- _PROVIDED RECORDS_
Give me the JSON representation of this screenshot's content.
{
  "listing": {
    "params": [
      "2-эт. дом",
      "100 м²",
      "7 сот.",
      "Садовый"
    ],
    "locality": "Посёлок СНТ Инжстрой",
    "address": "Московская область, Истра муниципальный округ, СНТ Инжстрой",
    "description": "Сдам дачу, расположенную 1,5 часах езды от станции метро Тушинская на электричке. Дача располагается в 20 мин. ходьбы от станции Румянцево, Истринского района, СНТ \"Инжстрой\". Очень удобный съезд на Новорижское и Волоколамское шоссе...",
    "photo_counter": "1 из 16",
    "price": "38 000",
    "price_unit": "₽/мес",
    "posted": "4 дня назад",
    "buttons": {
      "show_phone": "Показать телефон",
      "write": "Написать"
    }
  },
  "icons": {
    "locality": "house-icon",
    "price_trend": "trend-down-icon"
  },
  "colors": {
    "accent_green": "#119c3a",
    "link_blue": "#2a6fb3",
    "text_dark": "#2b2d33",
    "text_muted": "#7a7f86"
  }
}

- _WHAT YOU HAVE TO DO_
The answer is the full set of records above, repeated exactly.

- _WRITTEN RESPONSE_
Give me the JSON representation of this screenshot's content.
{
  "listing": {
    "params": [
      "2-эт. дом",
      "100 м²",
      "7 сот.",
      "Садовый"
    ],
    "locality": "Посёлок СНТ Инжстрой",
    "address": "Московская область, Истра муниципальный округ, СНТ Инжстрой",
    "description": "Сдам дачу, расположенную 1,5 часах езды от станции метро Тушинская на электричке. Дача располагается в 20 мин. ходьбы от станции Румянцево, Истринского района, СНТ \"Инжстрой\". Очень удобный съезд на Новорижское и Волоколамское шоссе...",
    "photo_counter": "1 из 16",
    "price": "38 000",
    "price_unit": "₽/мес",
    "posted": "4 дня назад",
    "buttons": {
      "show_phone": "Показать телефон",
      "write": "Написать"
    }
  },
  "icons": {
    "locality": "house-icon",
    "price_trend": "trend-down-icon"
  },
  "colors": {
    "accent_green": "#119c3a",
    "link_blue": "#2a6fb3",
    "text_dark": "#2b2d33",
    "text_muted": "#7a7f86"
  }
}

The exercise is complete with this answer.